There they go marching all in step so gay!
Smooth-cheeked and golden, food for shells and guns.
Blithely they go as to a wedding day,
The mothers' sons.
The drab street stares to see them row on row
On the high tram-tops, singing like the lark.
Too careless-gay for courage, singing they go
Into the dark.
With tin whistles, mouth-organs, any noise,
They pipe the way to glory and the grave;
Foolish and young, the gay and golden boys
Love cannot save.
High heart! High courage! The poor girls they kissed
Run with them : they shall kiss no more, alas!
Out of the mist they stepped-into the mist
Singing they pass.
• Colours – refers to the flags and emblems of different regiments of the army
What is the poem about?
The poem is about young men in Dublin joining the army to fight for Britain in the World War. This is their parade out of the city after having signed up, as they make their way to where they will be trained to fight. The speaker is outside the action, a woman watching the men going, and reflecting on their cheery marching and send-off, but also the likely outcome of their going to war: their deaths. As the speaker is talking in the 3rd person shown by the use of pronouns (they), the poem is less bitter than “Recruiting”.
· Regular rhyme and rhythm – reflects the marching and cheerful songs of the men as they leave the city, excited and happy to be going to war.
· However – the last line of each stanza is significantly shorter than the rest of the lines – which breaks this rhythm. It makes you think and draws attention (perhaps) to the abrupt end their lives could come to. It upsets the otherwise quite cheerful sounding mood of the poem. Look at what the poet is specifically emphasising in each line.
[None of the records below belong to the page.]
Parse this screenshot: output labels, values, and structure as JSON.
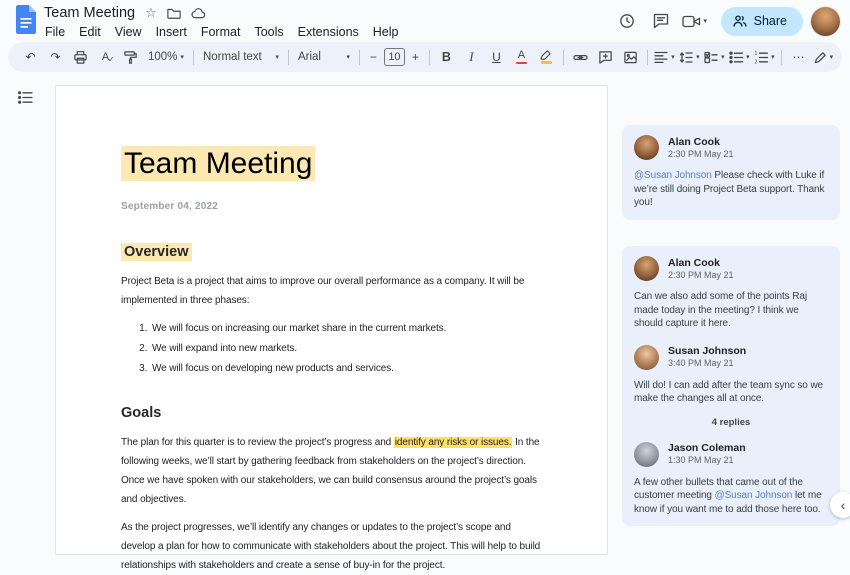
{
  "header": {
    "doc_title": "Team Meeting",
    "menus": [
      "File",
      "Edit",
      "View",
      "Insert",
      "Format",
      "Tools",
      "Extensions",
      "Help"
    ],
    "share_label": "Share"
  },
  "toolbar": {
    "zoom": "100%",
    "style": "Normal text",
    "font": "Arial",
    "font_size": "10"
  },
  "icons": {
    "star": "☆",
    "undo": "↶",
    "redo": "↷",
    "caret": "▾",
    "minus": "−",
    "plus": "+",
    "bold": "B",
    "italic": "I",
    "underline": "U",
    "text_color": "A",
    "spellcheck_letter": "A",
    "spellcheck_check": "✓",
    "more": "⋯",
    "collapse": "∧",
    "chevron_left": "‹"
  },
  "document": {
    "title": "Team Meeting",
    "date": "September 04, 2022",
    "overview_heading": "Overview",
    "overview_intro": "Project Beta is a project that aims to improve our overall performance as a company. It will be implemented in three phases:",
    "phases": [
      "We will focus on increasing our market share in the current markets.",
      "We will expand into new markets.",
      "We will focus on developing new products and services."
    ],
    "goals_heading": "Goals",
    "goals_p1_before": "The plan for this quarter is to review the project’s progress and ",
    "goals_p1_highlight": "identify any risks or issues.",
    "goals_p1_after": " In the following weeks, we’ll start by gathering feedback from stakeholders on the project’s direction. Once we have spoken with our stakeholders, we can build consensus around the project’s goals and objectives.",
    "goals_p2": "As the project progresses, we’ll identify any changes or updates to the project’s scope and develop a plan for how to communicate with stakeholders about the project. This will help to build relationships with stakeholders and create a sense of buy-in for the project."
  },
  "comments": {
    "card1": {
      "author": "Alan Cook",
      "time": "2:30 PM May 21",
      "mention": "@Susan Johnson",
      "text": " Please check with Luke if we’re still doing Project Beta support. Thank you!"
    },
    "thread": {
      "replies_label": "4 replies",
      "items": [
        {
          "author": "Alan Cook",
          "time": "2:30 PM May 21",
          "text_before": "Can we also add some of the points Raj made today in the meeting? I think we should capture it here.",
          "mention": "",
          "text_after": ""
        },
        {
          "author": "Susan Johnson",
          "time": "3:40 PM May 21",
          "text_before": "Will do! I can add after the team sync so we make the changes all at once.",
          "mention": "",
          "text_after": ""
        },
        {
          "author": "Jason Coleman",
          "time": "1:30 PM May 21",
          "text_before": "A few other bullets that came out of the customer meeting ",
          "mention": "@Susan Johnson",
          "text_after": " let me know if you want me to add those here too."
        }
      ]
    }
  },
  "colors": {
    "share_button_bg": "#c2e7ff",
    "share_button_text": "#001d35",
    "title_highlight": "#fce8b2",
    "inline_highlight": "#ffe168",
    "comment_card_bg": "#e9f0fb",
    "mention_link": "#5a7fc6",
    "docs_logo_blue": "#4285f4",
    "toolbar_bg": "#edf2fa"
  }
}
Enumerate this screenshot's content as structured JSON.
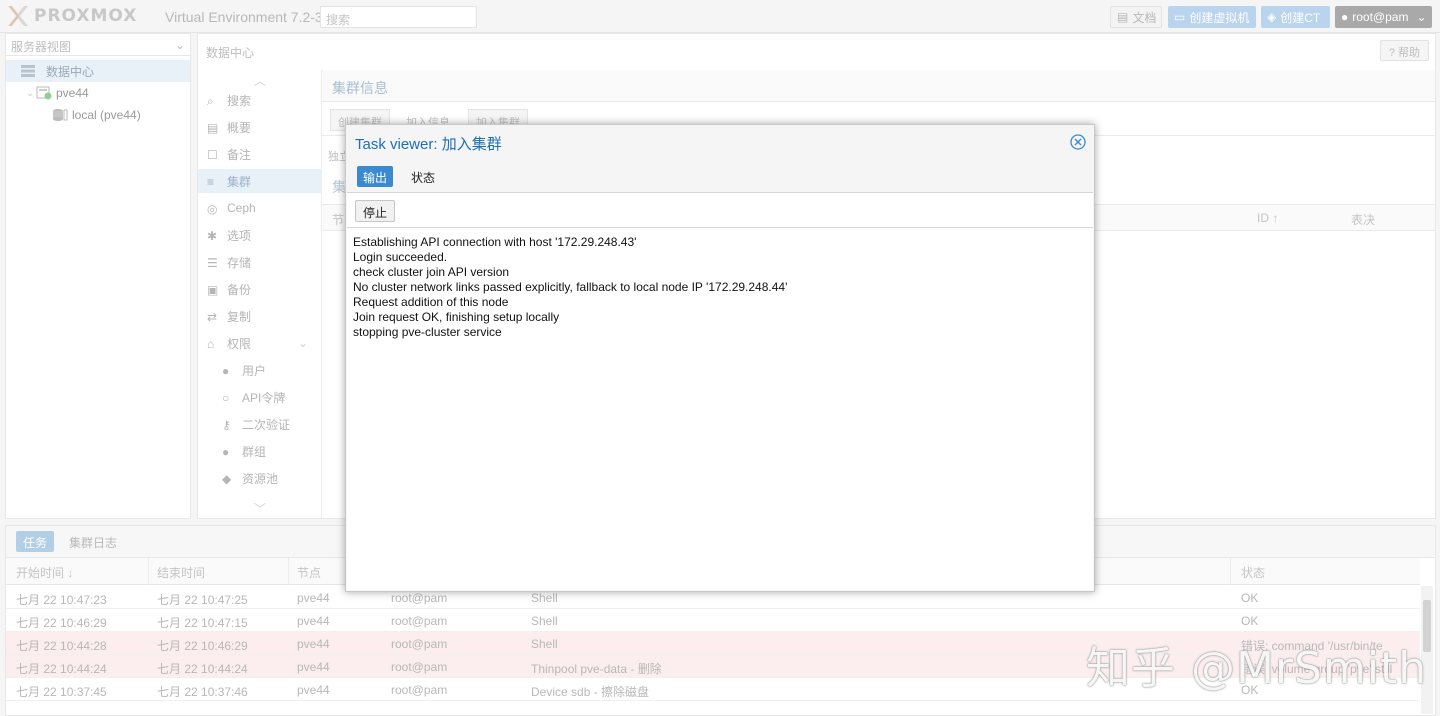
{
  "header": {
    "logo_text": "PROXMOX",
    "version_text": "Virtual Environment 7.2-3",
    "search_placeholder": "搜索",
    "docs_label": "文档",
    "create_vm_label": "创建虚拟机",
    "create_ct_label": "创建CT",
    "user_label": "root@pam"
  },
  "tree": {
    "view_select": "服务器视图",
    "items": [
      {
        "label": "数据中心"
      },
      {
        "label": "pve44"
      },
      {
        "label": "local (pve44)"
      }
    ]
  },
  "center": {
    "breadcrumb": "数据中心",
    "help_label": "帮助",
    "menu": [
      {
        "label": "搜索",
        "icon": "search-icon"
      },
      {
        "label": "概要",
        "icon": "book-icon"
      },
      {
        "label": "备注",
        "icon": "note-icon"
      },
      {
        "label": "集群",
        "icon": "server-icon"
      },
      {
        "label": "Ceph",
        "icon": "ceph-icon"
      },
      {
        "label": "选项",
        "icon": "gear-icon"
      },
      {
        "label": "存储",
        "icon": "database-icon"
      },
      {
        "label": "备份",
        "icon": "floppy-icon"
      },
      {
        "label": "复制",
        "icon": "retweet-icon"
      },
      {
        "label": "权限",
        "icon": "unlock-icon"
      },
      {
        "label": "用户",
        "icon": "user-icon"
      },
      {
        "label": "API令牌",
        "icon": "user-outline-icon"
      },
      {
        "label": "二次验证",
        "icon": "key-icon"
      },
      {
        "label": "群组",
        "icon": "users-icon"
      },
      {
        "label": "资源池",
        "icon": "tags-icon"
      }
    ],
    "cluster_info_title": "集群信息",
    "create_cluster_label": "创建集群",
    "join_info_label": "加入信息",
    "join_cluster_label": "加入集群",
    "standalone_text": "独立",
    "nodes_title": "集",
    "grid_head_node": "节",
    "grid_head_id": "ID ↑",
    "grid_head_vote": "表决"
  },
  "bottom": {
    "tab_tasks": "任务",
    "tab_cluster_log": "集群日志",
    "columns": {
      "start": "开始时间 ↓",
      "end": "结束时间",
      "node": "节点",
      "user": "",
      "desc": "",
      "status": "状态"
    },
    "rows": [
      {
        "start": "七月 22 10:47:23",
        "end": "七月 22 10:47:25",
        "node": "pve44",
        "user": "root@pam",
        "desc": "Shell",
        "status": "OK",
        "error": false
      },
      {
        "start": "七月 22 10:46:29",
        "end": "七月 22 10:47:15",
        "node": "pve44",
        "user": "root@pam",
        "desc": "Shell",
        "status": "OK",
        "error": false
      },
      {
        "start": "七月 22 10:44:28",
        "end": "七月 22 10:46:29",
        "node": "pve44",
        "user": "root@pam",
        "desc": "Shell",
        "status": "错误: command '/usr/bin/te",
        "error": true
      },
      {
        "start": "七月 22 10:44:24",
        "end": "七月 22 10:44:24",
        "node": "pve44",
        "user": "root@pam",
        "desc": "Thinpool pve-data - 删除",
        "status": "错误: volume group 'pve' still",
        "error": true
      },
      {
        "start": "七月 22 10:37:45",
        "end": "七月 22 10:37:46",
        "node": "pve44",
        "user": "root@pam",
        "desc": "Device sdb - 擦除磁盘",
        "status": "OK",
        "error": false
      }
    ]
  },
  "modal": {
    "title": "Task viewer: 加入集群",
    "tab_output": "输出",
    "tab_status": "状态",
    "stop_label": "停止",
    "log_lines": [
      "Establishing API connection with host '172.29.248.43'",
      "Login succeeded.",
      "check cluster join API version",
      "No cluster network links passed explicitly, fallback to local node IP '172.29.248.44'",
      "Request addition of this node",
      "Join request OK, finishing setup locally",
      "stopping pve-cluster service"
    ]
  },
  "watermark": "知乎 @MrSmith",
  "colors": {
    "accent": "#3a8ad1",
    "title_blue": "#1c6fb4",
    "error_row": "#fceeee"
  }
}
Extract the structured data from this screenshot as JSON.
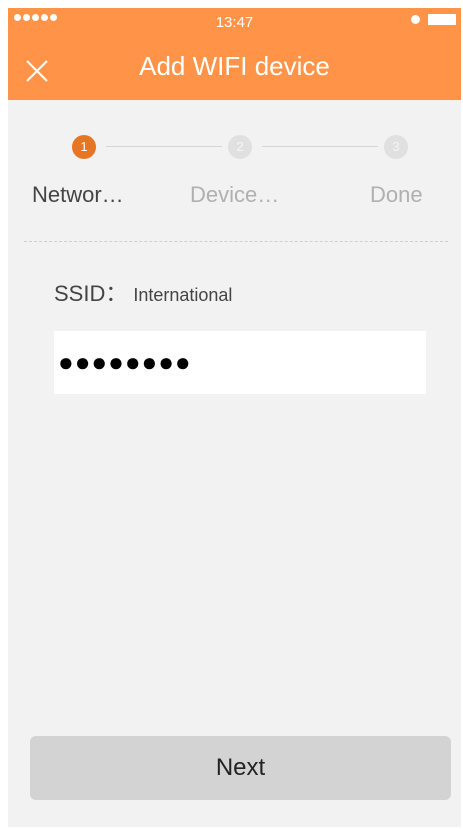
{
  "status_bar": {
    "time": "13:47"
  },
  "header": {
    "title": "Add WIFI device",
    "close_icon": "close-icon",
    "background": "#ff9448"
  },
  "steps": [
    {
      "number": "1",
      "label": "Networ…",
      "active": true
    },
    {
      "number": "2",
      "label": "Device…",
      "active": false
    },
    {
      "number": "3",
      "label": "Done",
      "active": false
    }
  ],
  "form": {
    "ssid_label": "SSID：",
    "ssid_value": "International",
    "password_value": "●●●●●●●●"
  },
  "next_button": {
    "label": "Next"
  },
  "colors": {
    "accent": "#e67524",
    "inactive_step": "#e0e0e0",
    "button_bg": "#d3d3d3"
  }
}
How does the poet highlight the youth of the men leaving the city? – “Smooth-cheeked”, “golden”, “The mothers’ sons”. They play “tin whistles, mouth-organs” which are quite childish instruments, and the people they have kissed are “girls” not women. Their happiness could also reflect their naivety and the fact they have no idea what they are going to. They leave cheerfully and full of excitement and noise. The great number of the men is emphasised by the repetition of “row on row”. The suggestion is that the men will be greatly missed; the poet personifies (gives human characteristics to an object) the street: “The drab street stares” – the word “drab” suggests either that the men are taking the life with them, or that they could possibly be escaping to somewhere more exciting.
Juxtaposition is when two seemingly unrelated things are directly contrasted for a particular effect. In this poem, the poet directly contrasts (juxtaposes) the cheerful leaving of the men, and their youth and innocence, with their possible deaths: “Smooth-cheeked and golden, food for shells and guns” – this shows them as they are now, and what they will become in the war – just fresh meat for the war machine. The poet then describes their marching as though they are going “to a wedding day” – which is usually a time of celebration of a new life (and potential new lives with the children a marriage can bring) – so this again is a contrast. The whole poem is built around strange and sometimes ironic contrasts: “singing they go/Into the dark” – cheerful singing, but they are going to somewhere unknown and possible death. “They pipe the way to glory and the grave” – this contrast is particularly emphasised by the alliteration (glory, grave) – the two possible outcomes of them joining the war.
• Enjambment – when a sentence runs over the end of a line. Also known as a run-on line.
“High heart! High courage! The poor girls they kissed,
Run with them: they shall kiss no more, alas!”
Why does the poet use enjambment here? – it reflects the fact that the girls are running after the men, as though they are getting carried away by the emotion and so is the poet.
She also uses a caesura (mid-line pause) immediately after this – why does she want you to pause now? – it really draws attention to the fact that these girls will be left alone and won’t be kissed by these boys anymore.
• Regular rhyme and rhythm
• A civilian watching as young men in Dublin leave the city for the army
• Emphasises the youth and naivety of the men, and then juxtaposes (contrasts) this with images of death and destruction in war.